Goal of the exercise: Take the listing below and reproduce it in full. Change nothing.

--- Supplied material Enclosed Below ---

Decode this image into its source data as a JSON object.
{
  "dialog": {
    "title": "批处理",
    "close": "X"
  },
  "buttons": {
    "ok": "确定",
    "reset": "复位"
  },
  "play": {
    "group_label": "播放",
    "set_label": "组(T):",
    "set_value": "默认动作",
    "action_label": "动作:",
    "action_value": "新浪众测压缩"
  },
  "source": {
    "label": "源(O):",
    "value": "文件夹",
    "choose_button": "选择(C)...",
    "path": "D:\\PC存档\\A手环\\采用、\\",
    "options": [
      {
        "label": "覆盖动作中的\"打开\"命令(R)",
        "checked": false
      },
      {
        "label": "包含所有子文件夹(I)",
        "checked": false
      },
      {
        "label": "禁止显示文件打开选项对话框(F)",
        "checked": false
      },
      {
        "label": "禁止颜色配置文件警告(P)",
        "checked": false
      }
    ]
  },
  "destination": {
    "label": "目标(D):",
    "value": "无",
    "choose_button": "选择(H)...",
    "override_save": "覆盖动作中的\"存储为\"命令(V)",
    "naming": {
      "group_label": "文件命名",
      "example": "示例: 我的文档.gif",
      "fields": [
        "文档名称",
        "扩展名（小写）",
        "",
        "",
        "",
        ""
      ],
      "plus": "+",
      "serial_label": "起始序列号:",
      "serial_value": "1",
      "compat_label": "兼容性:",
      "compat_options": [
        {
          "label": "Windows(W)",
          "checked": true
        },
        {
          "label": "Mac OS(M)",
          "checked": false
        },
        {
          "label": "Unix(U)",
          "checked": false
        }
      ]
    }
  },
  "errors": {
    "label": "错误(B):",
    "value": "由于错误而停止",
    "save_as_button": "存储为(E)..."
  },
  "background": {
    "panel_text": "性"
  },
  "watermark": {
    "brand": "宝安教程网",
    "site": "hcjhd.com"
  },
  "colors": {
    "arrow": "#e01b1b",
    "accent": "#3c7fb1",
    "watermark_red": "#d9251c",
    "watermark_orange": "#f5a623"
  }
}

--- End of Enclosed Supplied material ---

Worked solution:
Decode this image into its source data as a JSON object.
{
  "dialog": {
    "title": "批处理",
    "close": "X"
  },
  "buttons": {
    "ok": "确定",
    "reset": "复位"
  },
  "play": {
    "group_label": "播放",
    "set_label": "组(T):",
    "set_value": "默认动作",
    "action_label": "动作:",
    "action_value": "新浪众测压缩"
  },
  "source": {
    "label": "源(O):",
    "value": "文件夹",
    "choose_button": "选择(C)...",
    "path": "D:\\PC存档\\A手环\\采用、\\",
    "options": [
      {
        "label": "覆盖动作中的\"打开\"命令(R)",
        "checked": false
      },
      {
        "label": "包含所有子文件夹(I)",
        "checked": false
      },
      {
        "label": "禁止显示文件打开选项对话框(F)",
        "checked": false
      },
      {
        "label": "禁止颜色配置文件警告(P)",
        "checked": false
      }
    ]
  },
  "destination": {
    "label": "目标(D):",
    "value": "无",
    "choose_button": "选择(H)...",
    "override_save": "覆盖动作中的\"存储为\"命令(V)",
    "naming": {
      "group_label": "文件命名",
      "example": "示例: 我的文档.gif",
      "fields": [
        "文档名称",
        "扩展名（小写）",
        "",
        "",
        "",
        ""
      ],
      "plus": "+",
      "serial_label": "起始序列号:",
      "serial_value": "1",
      "compat_label": "兼容性:",
      "compat_options": [
        {
          "label": "Windows(W)",
          "checked": true
        },
        {
          "label": "Mac OS(M)",
          "checked": false
        },
        {
          "label": "Unix(U)",
          "checked": false
        }
      ]
    }
  },
  "errors": {
    "label": "错误(B):",
    "value": "由于错误而停止",
    "save_as_button": "存储为(E)..."
  },
  "background": {
    "panel_text": "性"
  },
  "watermark": {
    "brand": "宝安教程网",
    "site": "hcjhd.com"
  },
  "colors": {
    "arrow": "#e01b1b",
    "accent": "#3c7fb1",
    "watermark_red": "#d9251c",
    "watermark_orange": "#f5a623"
  }
}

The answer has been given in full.